New tunnels creating a vital roadway link under the Suez Canal provide SCCT access to the previously inaccessible lucrative Egyptian market. The transhipment facility is now looking to elevate its status in the region as a dual hub, offering a new gateway proposition to customers
THE Suez Canal Container Terminal, located on the eastern side of Egypt’s Port Said, has long been established as one of the key transhipment hubs in the east Mediterranean, serving as a vital stopover for east-west cargoes transiting the famous waterway that bears its name.
However, SCCT is reinventing itself as a dual hub, or hybrid facility, off the back of a landmark infrastructure project that looks set to be a game changer for the terminal and its customers.
The Egyptian government recently opened a series of road tunnels underneath the Suez Canal, including two near Port Said, as one of the main projects under its wider ‘Egypt Vision 2030’ initiative to boost economic growth in the country.
The tunnels have created vital links between the east’s sparsely populated Sinai Peninsula and Egypt’s industrial heartland and capital Cairo in the west.

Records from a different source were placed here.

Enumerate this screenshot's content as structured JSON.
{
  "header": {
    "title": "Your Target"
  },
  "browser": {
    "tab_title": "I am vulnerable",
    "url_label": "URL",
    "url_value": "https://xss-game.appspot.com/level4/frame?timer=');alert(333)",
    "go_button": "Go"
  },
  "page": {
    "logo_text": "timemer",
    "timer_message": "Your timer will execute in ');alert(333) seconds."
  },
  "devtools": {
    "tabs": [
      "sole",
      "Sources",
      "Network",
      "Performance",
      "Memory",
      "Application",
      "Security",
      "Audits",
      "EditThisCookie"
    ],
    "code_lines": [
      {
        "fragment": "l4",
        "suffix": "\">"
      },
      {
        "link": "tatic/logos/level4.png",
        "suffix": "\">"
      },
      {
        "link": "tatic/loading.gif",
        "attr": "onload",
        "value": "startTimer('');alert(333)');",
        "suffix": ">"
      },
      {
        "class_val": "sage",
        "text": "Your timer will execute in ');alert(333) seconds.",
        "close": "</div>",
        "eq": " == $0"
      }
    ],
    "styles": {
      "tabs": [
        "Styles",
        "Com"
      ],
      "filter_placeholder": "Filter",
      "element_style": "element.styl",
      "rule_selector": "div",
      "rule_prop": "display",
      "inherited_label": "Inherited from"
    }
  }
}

Journeys that previously took hours — or even days — can now be completed in a matter of minutes, and 24/7.
For SCCT, located on the eastern side of the canal, this provides a newfound opportunity to tap into a lucrative and previously inaccessible market, according to its chief executive, Lars Vang Christensen.
“We are now extremely well connected to all the key industrial areas in and around Cairo — so as well as being a transhipment hub, we are now positioned as a key gateway for Egypt,” he says.
“More importantly from a customer perspective, they can actually leverage on both of these options by having a hybrid service.”
The option of handling gateway cargoes adds to an already impressive offering to customers utilising SCCT.
Not only does the modern terminal boast one of the highest levels of crane productivity in the whole Mediterranean, deepwater berths catering for the largest containerships on the water, ample yard space and long quay walls — but it also requires only minimal deviation for lines transiting the Suez Canal. In this case, the terminal is literally a stone’s throw away from the key trade route.
“When convoys travel through the canal, we can just bring ships out or phase them directly into the convoy,” explains Mr Christensen.
In terms of numbers, SCCT is already reaping the rewards of its unrivalled regional proposition.
The Port Said terminal has witnessed a 20% year-on-year hike in total port liftings over the past two years — and, more significantly, a 65% jump in gateway traffic in the past 12 months. This increase is even more impressive, considering this has come amid a global pandemic.
With SCCT majority owned by global port operator APM Terminals — which has more than 70 terminals under its portfolio, including a significant number handling predominately gateway cargoes — Mr Christensen says this has helped to smooth its transition into a hybrid port.
“Their expertise has been invaluable,” he says.
He expects annual throughput numbers to continue their upward trajectory as more and more customers take advantage of SCCT’s enhanced inland links.
This goes to explain why SCCT has also embarked on a significant investment programme to upgrade terminal equipment, costing more than $60m, in preparation for an influx of cargo.
Everything is in place for SCCT to become a regional hub to envy all its rivals.